  • Not all that attractive when powered off

  • Tubing holes only support ¼” ID tubing

  • Build quality is SEVERELY lacking

  • Weak plastic throughout

  • Weak mechanism on top port panel

  • Buttons feel cheap

  • Edges of the aluminum front panel piece are quite rough

  • Tool-less drive mounts use soft plastic, creating plastic shavings when they rub against the steel case

  • Case fans use weird 3-pin fan connector/4-pin molex combo leads, creating unnecessary cable clutter

  • Impossible to route reasonably thick cables behind the motherboard to take advantage of the slots in the motherboard tray

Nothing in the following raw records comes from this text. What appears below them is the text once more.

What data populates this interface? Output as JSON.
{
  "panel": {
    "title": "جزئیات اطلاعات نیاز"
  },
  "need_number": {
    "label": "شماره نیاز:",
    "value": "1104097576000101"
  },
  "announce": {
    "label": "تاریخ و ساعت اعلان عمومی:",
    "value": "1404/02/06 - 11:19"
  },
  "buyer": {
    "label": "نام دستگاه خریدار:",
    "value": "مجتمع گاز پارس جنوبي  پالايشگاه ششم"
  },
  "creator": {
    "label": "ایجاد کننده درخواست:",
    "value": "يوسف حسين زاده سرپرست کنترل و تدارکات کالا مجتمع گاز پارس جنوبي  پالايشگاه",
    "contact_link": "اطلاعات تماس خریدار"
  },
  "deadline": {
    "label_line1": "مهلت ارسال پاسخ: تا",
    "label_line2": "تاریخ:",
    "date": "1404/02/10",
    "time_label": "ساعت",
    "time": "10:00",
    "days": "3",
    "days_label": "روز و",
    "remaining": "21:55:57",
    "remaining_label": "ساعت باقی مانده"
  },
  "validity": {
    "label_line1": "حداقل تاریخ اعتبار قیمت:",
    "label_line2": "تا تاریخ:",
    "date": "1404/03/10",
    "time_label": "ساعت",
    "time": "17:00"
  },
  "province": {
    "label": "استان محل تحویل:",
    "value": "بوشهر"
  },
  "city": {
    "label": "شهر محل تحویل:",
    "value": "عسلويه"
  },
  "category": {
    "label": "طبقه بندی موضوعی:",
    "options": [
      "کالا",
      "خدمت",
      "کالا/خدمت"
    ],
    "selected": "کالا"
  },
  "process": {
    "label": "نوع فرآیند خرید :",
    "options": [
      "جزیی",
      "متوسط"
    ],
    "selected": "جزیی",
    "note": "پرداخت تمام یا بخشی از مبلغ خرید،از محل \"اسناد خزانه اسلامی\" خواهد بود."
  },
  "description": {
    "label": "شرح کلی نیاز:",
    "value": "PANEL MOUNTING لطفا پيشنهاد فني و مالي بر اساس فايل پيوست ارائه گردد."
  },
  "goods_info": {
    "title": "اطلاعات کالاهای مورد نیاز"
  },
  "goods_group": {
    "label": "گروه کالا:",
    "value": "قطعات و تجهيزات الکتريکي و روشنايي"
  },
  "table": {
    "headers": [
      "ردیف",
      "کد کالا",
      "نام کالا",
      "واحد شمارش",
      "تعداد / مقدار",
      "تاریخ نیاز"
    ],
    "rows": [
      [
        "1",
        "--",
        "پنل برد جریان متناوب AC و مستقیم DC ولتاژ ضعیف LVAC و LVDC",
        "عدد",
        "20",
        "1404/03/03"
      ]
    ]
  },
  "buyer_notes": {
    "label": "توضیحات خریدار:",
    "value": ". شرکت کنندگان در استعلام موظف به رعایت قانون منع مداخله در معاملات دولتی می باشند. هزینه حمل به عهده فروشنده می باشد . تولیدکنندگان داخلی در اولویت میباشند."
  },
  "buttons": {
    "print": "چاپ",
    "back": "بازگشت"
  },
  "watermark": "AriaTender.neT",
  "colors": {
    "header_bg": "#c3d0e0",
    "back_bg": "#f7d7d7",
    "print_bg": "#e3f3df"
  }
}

  • At a $145 USD price point, there are a number of great alternatives to the Whisper (the previously mentioned P180 is only $5 more)

  • My review unit arrived rather busted up

 

Conclusion

The Whisper is not what I would call an enthusiast chassis. I would not take pleasure from working inside the Whisper every day. But if you want to build a silent server that you will stick in a corner and only open up every six months, then it is a viable option. Mind you there exist a number of other good chassis options at this price point. If the price was a bit lower (around $120 let’s say), the chassis would be far more competitive feature wise.

 

Leave a Reply

Your email address will not be published. Required fields are marked *

You may use these HTML tags and attributes: <a href="" title=""> <abbr title=""> <acronym title=""> <b> <blockquote cite=""> <cite> <code> <del datetime=""> <em> <i> <q cite=""> <strike> <strong>